Take our quiz and see if you can guess the actual arguments that succeeded in getting the following ten books on the Naughty List. Answers at the end of quiz!


1.  Charlotte’s Web by E.B. White

a)  The National Pork Council feared declining bacon sales

b)  Children were trapping dangerous spiders and being bitten

c)  A Kansas school district decided that talking animals are blasphemous and unnatural

d)  Girls were being encouraged to defy their fathers


2.  Brave New World by Aldous Huxley

a)  Removed from classrooms in Miller, Missouri, for ‘making promiscuous sex look like fun.’

b)  Removed from Texas libraries for “encouraging revolution”

c)  Attempted ban in California for “focusing on negativity.”

d) Both a and c

Continue Reading ›

To Kill a(n)… Agent?: Harper Lee Sues to Regain Copyright of Her Famous Novel


One has to wonder just what sort of a creep you’re dealing with when the “alleged” creep decides to try to bilk money out of one of America’s most beloved, aging novelists.

Harper Lee, whose 1961 novel To Kill a Mockingbird was an immediate popular and critical success, remains a best-seller, and is on many a high school curriculum, has been in declining health for a number of years. In 2007, she moved to an assisted living center; not long ago, Lee suffered a stroke. At age 87, she is also mostly blind and deaf.

So there is good reason to question her ability to truly know that she had recently signed over the rights to TKAM to her agent, Samuel Pinkus. Pinkus is the son-in-law of her longtime former agent, Eugene Winick. From 1960 to 2003, Winick represented Lee at his agency, MacIntosh and Otis. Winnick stepped aside and gave Lee’s account to Pinkus and his agency when Winick himself became ill.

The lawsuit filed on Lee’s behalf contends that “Pinkus knew that Harper Lee was an elderly woman with physical infirmities that made it difficult for her to read and see. Harper Lee had no idea she had assigned her copyright to Pinkus’s company.”

MacIntosh and Otis have already tangled with Pinkus, winning a judgement against Pinkus’s company for diverting commissions on numerous accounts.  Harper Lee, too, has had some success in her suits against the agent, removing him as her representative and getting royalties to be paid to her once again.
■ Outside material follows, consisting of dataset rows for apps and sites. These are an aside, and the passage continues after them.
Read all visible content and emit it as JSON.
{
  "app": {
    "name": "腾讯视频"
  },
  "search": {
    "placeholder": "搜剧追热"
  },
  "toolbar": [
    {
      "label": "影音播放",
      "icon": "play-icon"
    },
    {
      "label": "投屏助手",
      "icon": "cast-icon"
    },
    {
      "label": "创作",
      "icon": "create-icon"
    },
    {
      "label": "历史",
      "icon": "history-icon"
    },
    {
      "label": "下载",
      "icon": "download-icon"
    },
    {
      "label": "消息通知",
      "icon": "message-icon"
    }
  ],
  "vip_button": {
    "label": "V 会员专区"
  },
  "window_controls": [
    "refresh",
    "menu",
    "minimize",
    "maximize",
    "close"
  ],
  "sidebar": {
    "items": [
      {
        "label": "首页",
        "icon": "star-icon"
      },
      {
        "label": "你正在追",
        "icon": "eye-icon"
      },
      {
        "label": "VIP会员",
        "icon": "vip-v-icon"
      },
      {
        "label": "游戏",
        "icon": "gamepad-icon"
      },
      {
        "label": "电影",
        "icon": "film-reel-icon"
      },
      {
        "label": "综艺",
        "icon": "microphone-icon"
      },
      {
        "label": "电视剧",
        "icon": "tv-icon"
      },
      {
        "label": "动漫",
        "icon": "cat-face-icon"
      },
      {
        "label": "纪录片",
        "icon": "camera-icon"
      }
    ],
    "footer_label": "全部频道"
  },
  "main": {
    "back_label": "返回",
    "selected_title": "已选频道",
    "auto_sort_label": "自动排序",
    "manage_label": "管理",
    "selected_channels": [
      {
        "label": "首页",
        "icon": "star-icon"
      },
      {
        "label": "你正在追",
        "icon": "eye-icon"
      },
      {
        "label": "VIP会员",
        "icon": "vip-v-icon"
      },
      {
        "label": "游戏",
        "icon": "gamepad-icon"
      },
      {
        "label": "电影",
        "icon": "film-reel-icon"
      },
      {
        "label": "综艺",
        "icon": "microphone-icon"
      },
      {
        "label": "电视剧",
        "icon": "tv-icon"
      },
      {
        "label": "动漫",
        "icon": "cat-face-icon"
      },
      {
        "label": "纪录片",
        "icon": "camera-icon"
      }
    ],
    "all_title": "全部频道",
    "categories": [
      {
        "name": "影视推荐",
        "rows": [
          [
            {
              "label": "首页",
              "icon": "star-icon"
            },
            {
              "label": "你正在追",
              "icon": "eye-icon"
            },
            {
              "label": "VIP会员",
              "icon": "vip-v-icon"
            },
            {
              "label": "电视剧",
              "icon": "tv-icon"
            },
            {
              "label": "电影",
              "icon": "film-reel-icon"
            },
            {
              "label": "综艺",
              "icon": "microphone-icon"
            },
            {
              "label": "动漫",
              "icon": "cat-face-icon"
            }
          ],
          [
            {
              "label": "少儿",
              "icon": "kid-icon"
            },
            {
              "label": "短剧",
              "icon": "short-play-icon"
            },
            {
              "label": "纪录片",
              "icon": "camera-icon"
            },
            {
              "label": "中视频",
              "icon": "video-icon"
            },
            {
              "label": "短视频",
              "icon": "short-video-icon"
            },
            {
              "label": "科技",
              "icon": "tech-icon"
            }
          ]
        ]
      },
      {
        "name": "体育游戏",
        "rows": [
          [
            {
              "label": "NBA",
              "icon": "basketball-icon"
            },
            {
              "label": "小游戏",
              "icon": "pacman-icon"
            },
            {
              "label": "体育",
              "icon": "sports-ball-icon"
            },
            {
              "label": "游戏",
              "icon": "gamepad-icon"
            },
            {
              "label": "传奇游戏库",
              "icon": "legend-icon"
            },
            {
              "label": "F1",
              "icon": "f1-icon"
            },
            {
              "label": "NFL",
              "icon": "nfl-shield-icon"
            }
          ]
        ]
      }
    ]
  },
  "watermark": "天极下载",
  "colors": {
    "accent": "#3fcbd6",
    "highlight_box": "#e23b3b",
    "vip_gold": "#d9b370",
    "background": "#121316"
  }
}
Despite these wins, royalties continue to be diverted to Pinkus.

One hopes for a special place in hell.